SA’s economy needs good relations with the continent, says Cyril Ramaphosa
President Cyril Ramaphosa has emphasised the need to promote economic integration on the continent, saying the growth of SA’s economy depends on trade with other African countries.
He said this in his weekly newsletter, which this week focused on last week’s state visit to SA by Nigerian president Muhammadu Buhari.
According to Ramaphosa it was important that Nigeria and SA, as the continent’s largest economies, maintained good relations for trade among African countries to work.
This comes after foreigners living in SA, including Nigerians, were attacked last month, causing a diplomatic fallout between the two countries. In retaliation, SA businesses in Nigeria were targeted by protesters in the Nigerian commercial capital Lagos and other cities in the west African country.
This prompted Buhari to visit SA, which Ramaphosa said was “an extremely successful visit”.
“President Buhari and I both firmly believe that the prosperity and stability of our two nations, and all other countries on the continent, requires that SA and Nigeria have strong relations at an economic, trade, social, political, diplomatic and people-to-people level,” wrote Ramaphosa in the newsletter.

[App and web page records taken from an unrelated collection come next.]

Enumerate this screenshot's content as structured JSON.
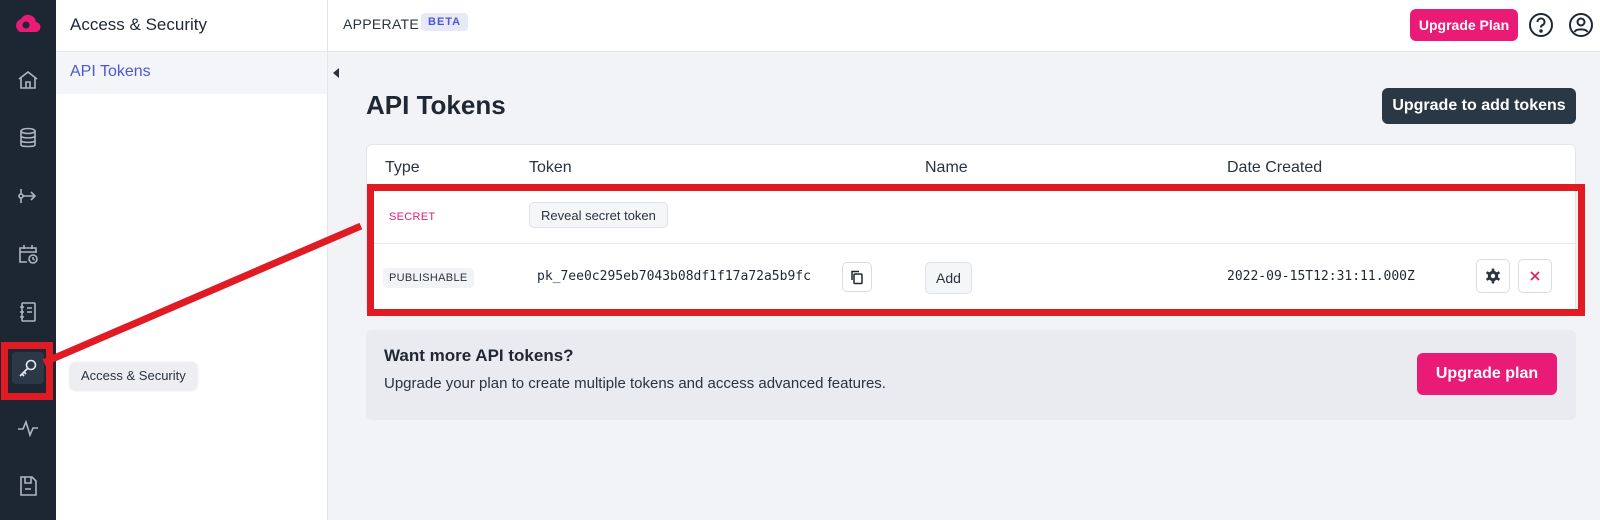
{
  "colors": {
    "rail": "#1c2733",
    "accent": "#ea1a77",
    "link": "#4a57d6",
    "annotation": "#e01b24"
  },
  "rail": {
    "icons": [
      "cloud-logo-icon",
      "home-icon",
      "database-icon",
      "route-icon",
      "calendar-clock-icon",
      "notebook-icon",
      "key-icon",
      "activity-icon",
      "save-icon"
    ],
    "active": "key-icon"
  },
  "subnav": {
    "title": "Access & Security",
    "items": [
      {
        "label": "API Tokens",
        "active": true
      }
    ]
  },
  "tooltip": "Access & Security",
  "topbar": {
    "brand": "APPERATE",
    "badge": "BETA",
    "upgrade_label": "Upgrade Plan",
    "icons": [
      "help-icon",
      "account-icon"
    ]
  },
  "main": {
    "title": "API Tokens",
    "upgrade_tokens_label": "Upgrade to add tokens",
    "table": {
      "headers": [
        "Type",
        "Token",
        "Name",
        "Date Created"
      ],
      "rows": [
        {
          "type": "SECRET",
          "token_action": "Reveal secret token"
        },
        {
          "type": "PUBLISHABLE",
          "token": "pk_7ee0c295eb7043b08df1f17a72a5b9fc",
          "name_action": "Add",
          "date": "2022-09-15T12:31:11.000Z"
        }
      ]
    },
    "promo": {
      "title": "Want more API tokens?",
      "body": "Upgrade your plan to create multiple tokens and access advanced features.",
      "button": "Upgrade plan"
    }
  }
}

“This will result in a much more integrated and more cohesive Africa.
“SA’s future lies in Africa and it is through our trade with the rest of the continent that we will grow our industries,” he said. “The African marketplace is where our companies will increasingly find trading and investment opportunities.
“It is expected that over the next few decades there will be a massive increase in investment in infrastructure across Africa, which should benefit SA construction companies, manufacturers and banks.”
Ramaphosa acknowledged that many African countries’ economies were growing at a faster pace than that of SA. It was for this reason, he said, that SA signed the African Continental Free Trade Area pledge to ensure the country benefits from the economic growth of the continent.
But these efforts, he added, had been dealt a major blow by the recent violent attacks on foreigners.
“With our relatively established manufacturing base, our developed road, rail, port and energy infrastructure, and our deep financial markets, SA is well placed to make use of the opportunities a free trade area could provide,” said Ramaphosa.
“The recent public violence targeting foreign nationals has challenged our efforts to build stronger ties with other African countries.
“Fuelled by misinformation spread on social media, these attacks provoked much anger in different parts of the continent, leading to threats against SA businesses and diplomatic missions.”
Because of the strong economic ties between Nigeria and SA the two countries could not afford to exist in isolation, said Ramaphosa.
“Nigeria and SA are important for each other’s economies. More than 100 SA companies have investments in Nigeria and over 1,700 have active trade relations in the country.
“Trade between the two countries was worth around R50bn last year, with SA importing a significant amount of its fuel from Nigeria.”